The dealership should have a Contract of Sale for the Sold Notes, and make copies of the relevant contract paperwork for the RFC to have as it’s records. These records must be maintained separately from the dealership. Remember that the IRS requires the dealer to deal with the RFC on an  “arm’s length” relationship. Treat the RFC the way you would treat any third-party Finance company buying your notes.

The NIADA published a guide that uses information from an IRS Field Guide the IRS Agents use to audit a car dealership with an RFC.

There are many rules and conditions to having an RFC. Loss of recognition of your RFC can lead to an assessment on the claimed losses, and potential penalties. Add to that the money already spent setting it up and maintaining it, and the dealer can be out a lot more than if he had not bothered with it in the first place.

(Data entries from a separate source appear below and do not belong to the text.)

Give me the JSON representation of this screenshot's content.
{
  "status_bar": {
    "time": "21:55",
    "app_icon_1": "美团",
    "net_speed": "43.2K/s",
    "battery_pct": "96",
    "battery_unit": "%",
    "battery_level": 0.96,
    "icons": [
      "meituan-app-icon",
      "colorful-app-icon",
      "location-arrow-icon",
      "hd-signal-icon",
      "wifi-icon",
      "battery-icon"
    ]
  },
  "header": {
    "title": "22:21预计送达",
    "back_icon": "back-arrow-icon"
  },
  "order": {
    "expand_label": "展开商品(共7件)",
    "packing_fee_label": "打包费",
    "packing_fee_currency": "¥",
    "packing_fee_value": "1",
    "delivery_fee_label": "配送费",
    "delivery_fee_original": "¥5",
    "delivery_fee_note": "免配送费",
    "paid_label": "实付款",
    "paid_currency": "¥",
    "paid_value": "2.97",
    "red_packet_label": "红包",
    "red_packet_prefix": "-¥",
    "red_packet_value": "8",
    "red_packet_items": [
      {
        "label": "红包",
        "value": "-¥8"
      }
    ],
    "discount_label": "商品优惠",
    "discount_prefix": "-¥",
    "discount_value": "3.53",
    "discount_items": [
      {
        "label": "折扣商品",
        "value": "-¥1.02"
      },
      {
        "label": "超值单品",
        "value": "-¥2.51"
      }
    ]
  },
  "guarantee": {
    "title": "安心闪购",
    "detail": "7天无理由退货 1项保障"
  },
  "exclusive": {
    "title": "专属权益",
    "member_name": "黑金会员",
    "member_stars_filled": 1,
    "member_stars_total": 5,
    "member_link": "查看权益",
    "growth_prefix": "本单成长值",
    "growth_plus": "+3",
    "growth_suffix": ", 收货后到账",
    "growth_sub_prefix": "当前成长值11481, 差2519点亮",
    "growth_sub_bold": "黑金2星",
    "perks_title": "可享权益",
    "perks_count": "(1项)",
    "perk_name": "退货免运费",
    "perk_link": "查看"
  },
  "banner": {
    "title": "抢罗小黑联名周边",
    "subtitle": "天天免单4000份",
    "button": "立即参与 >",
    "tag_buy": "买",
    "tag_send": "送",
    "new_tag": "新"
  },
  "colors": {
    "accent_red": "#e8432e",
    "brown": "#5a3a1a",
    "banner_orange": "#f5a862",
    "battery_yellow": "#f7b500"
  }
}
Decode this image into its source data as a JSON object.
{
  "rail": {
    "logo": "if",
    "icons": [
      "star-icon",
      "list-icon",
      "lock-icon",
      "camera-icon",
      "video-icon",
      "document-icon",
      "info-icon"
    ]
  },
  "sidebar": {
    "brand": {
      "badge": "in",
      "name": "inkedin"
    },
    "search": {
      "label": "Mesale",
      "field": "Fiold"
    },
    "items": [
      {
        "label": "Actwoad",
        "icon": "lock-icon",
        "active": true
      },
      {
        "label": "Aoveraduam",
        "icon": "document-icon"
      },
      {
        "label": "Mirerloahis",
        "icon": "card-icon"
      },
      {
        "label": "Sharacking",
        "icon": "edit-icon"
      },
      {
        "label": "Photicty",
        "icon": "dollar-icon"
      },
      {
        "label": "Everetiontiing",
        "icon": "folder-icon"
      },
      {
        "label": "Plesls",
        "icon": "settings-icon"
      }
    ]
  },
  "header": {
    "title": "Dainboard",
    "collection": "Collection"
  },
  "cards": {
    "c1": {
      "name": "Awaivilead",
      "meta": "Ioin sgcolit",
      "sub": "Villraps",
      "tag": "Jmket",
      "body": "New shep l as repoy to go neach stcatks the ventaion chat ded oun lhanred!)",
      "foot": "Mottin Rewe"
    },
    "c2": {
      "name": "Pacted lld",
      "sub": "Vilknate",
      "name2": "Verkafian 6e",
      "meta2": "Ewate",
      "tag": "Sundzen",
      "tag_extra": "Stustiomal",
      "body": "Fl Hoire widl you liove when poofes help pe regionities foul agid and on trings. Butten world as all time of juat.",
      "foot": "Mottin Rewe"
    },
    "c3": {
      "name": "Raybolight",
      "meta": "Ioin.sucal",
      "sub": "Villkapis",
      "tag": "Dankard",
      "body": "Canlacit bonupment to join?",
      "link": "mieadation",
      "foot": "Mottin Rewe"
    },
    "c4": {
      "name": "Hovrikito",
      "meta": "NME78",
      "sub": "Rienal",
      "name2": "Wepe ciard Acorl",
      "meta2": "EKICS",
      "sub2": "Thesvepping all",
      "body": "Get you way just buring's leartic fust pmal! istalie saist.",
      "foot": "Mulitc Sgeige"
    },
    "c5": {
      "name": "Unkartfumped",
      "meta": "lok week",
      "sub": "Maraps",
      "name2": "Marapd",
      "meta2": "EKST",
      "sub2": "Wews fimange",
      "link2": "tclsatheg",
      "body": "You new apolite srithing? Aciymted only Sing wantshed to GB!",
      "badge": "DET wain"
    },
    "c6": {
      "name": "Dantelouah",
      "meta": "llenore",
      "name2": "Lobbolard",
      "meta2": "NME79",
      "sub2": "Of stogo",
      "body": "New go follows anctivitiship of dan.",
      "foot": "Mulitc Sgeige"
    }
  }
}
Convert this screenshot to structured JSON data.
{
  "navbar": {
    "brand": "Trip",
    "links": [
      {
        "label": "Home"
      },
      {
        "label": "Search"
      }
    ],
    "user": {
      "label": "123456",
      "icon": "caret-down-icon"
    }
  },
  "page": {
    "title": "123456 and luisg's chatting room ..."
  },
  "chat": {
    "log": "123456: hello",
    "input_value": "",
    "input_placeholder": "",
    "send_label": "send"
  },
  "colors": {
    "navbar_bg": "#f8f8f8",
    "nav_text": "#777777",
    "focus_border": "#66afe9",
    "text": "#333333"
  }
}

An RFC is not a simple thing, nor is it to be entered into lightly. It *can* be used to defer taxes on profits, but should be dealt with as that. It is not a tax dodge.

Once again, consult with an experienced CPA and an attorney before taking this on.


The NIADA analytics for 2015 had some interesting statistics.

By and large, BHPH dealers are spending more on cars, and getting less down. A quick comparison to just 4 years ago(2012) shows that the average BHPH unit cost is up almost $1400. At the same time, the average down payment is down by about $125.

The good news is that average percent of accounts past due from 2012 to 2015 slipped from 28.6% to 17.6%, a significant drop of eleven percent. However, reflecting the higher costs as mentioned above, the average charge off per vehicle is up by $800. Bad debt as a percentage of sales climbed from 18% in that timeline to 25%.

Here’s the meat of this matter: Even though there are less past due accounts, dealers have higher bad debt ratios. This could simply mean that you are repossessing or managing the receivables more.

Are you in the Sub-prime business? Most say yes, but analyze your average credit score. Experian Scorex puts sub-prime at credit scores between 550-619. Anything below 550 is considered Deep Subprime.

What “business” you are in should be a determining factor as to how you manage it.

The deeper into subprime you get, the worse your collections will be. This is just simply the nature of it. People don’t have poor credit because they pay on time. Understanding and accepting this is part of the deal. The trick is how to work with them.

We said it before, you can’t just look at the score, you have to look at what makes up the score.

I’ve heard so many dealers complain bitterly about 50-60% collection ratios, but the same dealers are the ones with “Everybody Rides” posted out front in huge letters. I’m not saying you can’t have expectations, but again, you have to temper the expectations based on the customer.

I am a firm believer in working with people instead of screaming at them or threatening them.  If you tell them a car is going to cost $500 a month, and they hesitate, then take that as a cue to ask more questions. Ask yourself, can I accept $425 for 42 months instead of $500 for 36 months?

Point is, find out what works for the people you have chosen to do business with. Ask. Large companies spend huge amounts of money targeting their bases. They take the demographics and desires, and retool advertising and stock to meet the needs and wants of the chosen base. There are so many BHPH dealers out there who simply stumble on the business, but make no real effort to determine what business they are in. This is a major reason why so many BHPH lots are here today and gone tomorrow.

If you realize you are in the wrong business, then it’s worth a little money to remake that business into the niche you want it to be, because you will profit rather than spend a few years losing money until you are bankrupt.